Managing Acute Stress in the Days Before a Procedure
As I prepare for a small diagnostic procedure this week, I’m noticing that my anxiety has skyrocketed. This is happening for two reasons.
The first is that I have a full memory bank of physically uncomfortable and painful procedures that have made me quite sensitive. My years with illness have allowed me to develop a high pain tolerance, but they’ve also triggered my flight response. The idea of anything invasive makes me want to run in the other direction.
The other reason for my anxiety is what this procedure might reveal. The unknown means that anything is possible, and as someone who has been rare for most of her life, my brain has become excellent at developing each and every “what if” — even those that are unlikely or downright absurd.
Having had pulmonary hypertension for 19 years, I was fortunate to have avoided many long-term hospitalizations. I experienced “minor annoyances,” such as ER visits to break up clots in my central line, or have my nose packed when the bleeding refused to stop, thanks to a combination of blood thinners and vasodilators. But ultimately, I avoided a lot of the tough stuff outside of the typical routine testing.
Unfortunately, I paid back all of that good luck after my heart-lung transplant in 2018, which kept me hospitalized in ICU-level care for eight months. This was a great trial that led to a massive amount of trauma. By the end, I was sensitive to even the smallest physical invasions, including blood draws, which I had tolerated without blinking all of my life.
Despite navigating many complications, I haven’t had reason for much invasive testing since my discharge in 2019, and am overwhelmed by the anxiety and uncertainty I’m now feeling. I’ve managed so much by myself. The thought of being on a table again, at the mercy of professionals, is frightening. This isn’t because I doubt healthcare professionals, but because I had traumatic experiences throughout my hospitalization and felt helpless.
Today, many of these emotions are surfacing, so I’ve been digging deep within myself to remember how I coped previously with looming procedures and appointments. First, I’m remembering to ask questions.
I realized that my understanding of the details of the procedure was still vague, so I sent a message to my nurse coordinator today, hoping she could clarify things for me. This is a simple step, but it can help return a great deal of agency to the patient, thus reducing anxiety when the day comes. I like to know step by step how things will take place, so this is a vital action for me to take.
I’m also working to keep busy as a form of distraction. In times of stress, I allow myself the mentality of “anything goes.” While I would ideally channel my time into work or art, anxiety and stress often fill my mind and can make these tasks difficult. So, today, I permitted myself to binge “Love on the Spectrum” on Netflix, and despite being technically unproductive, I worked to correct my thinking, knowing that this form of escape was essential for rest. Other things that have helped are listening to my favorite podcast and taking short walks outside.

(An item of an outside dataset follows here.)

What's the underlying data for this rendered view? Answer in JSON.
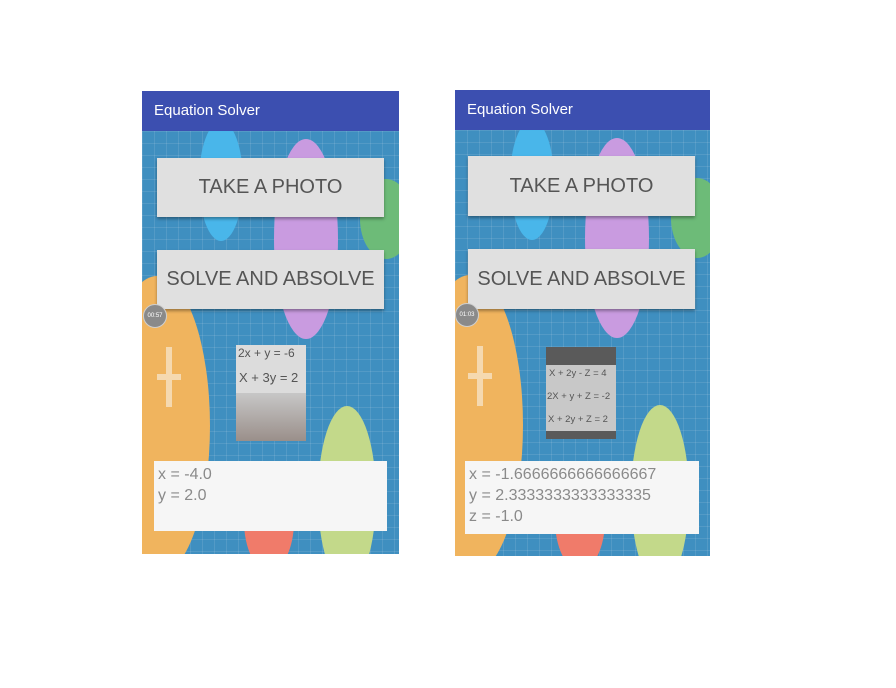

Finally, I am digging back into my own physical and mental resilience. While this is not a truth I like to rely upon often, I have learned that I can survive pain or unpleasantness for any short time. If I set myself up with the knowledge that acute discomfort won’t last forever, then I know I can endure it.
As far as what the results will bring, it is at least better to deal in truths than endless hypotheticals. To be clear, this is a low-risk, standard procedure, and much of my worry is being manufactured in my head. That said, despite my own logic, I really am dreading it, and what it could potentially show. But I suppose I would rather have tangible answers that I can face head-on.
The only difference between now and after will be my ability to take action in whatever ways are needed, and I need to draw strength from that rather than fear. And as I continue to wait, I will try my best not to worry when worry is not yet called for.
Note: Pulmonary Hypertension News is strictly a news and information website about the disease. It does not provide medical advice, diagnosis, or treatment. This content is not intended to be a substitute for professional medical advice, diagnosis, or treatment. Always seek the advice of your physician or other qualified health provider with any questions you may have regarding a medical condition. Never disregard professional medical advice or delay in seeking it because of something you have read on this website. The opinions expressed in this column are not those of Pulmonary Hypertension News or its parent company, BioNews, and are intended to spark discussion about issues pertaining to pulmonary hypertension.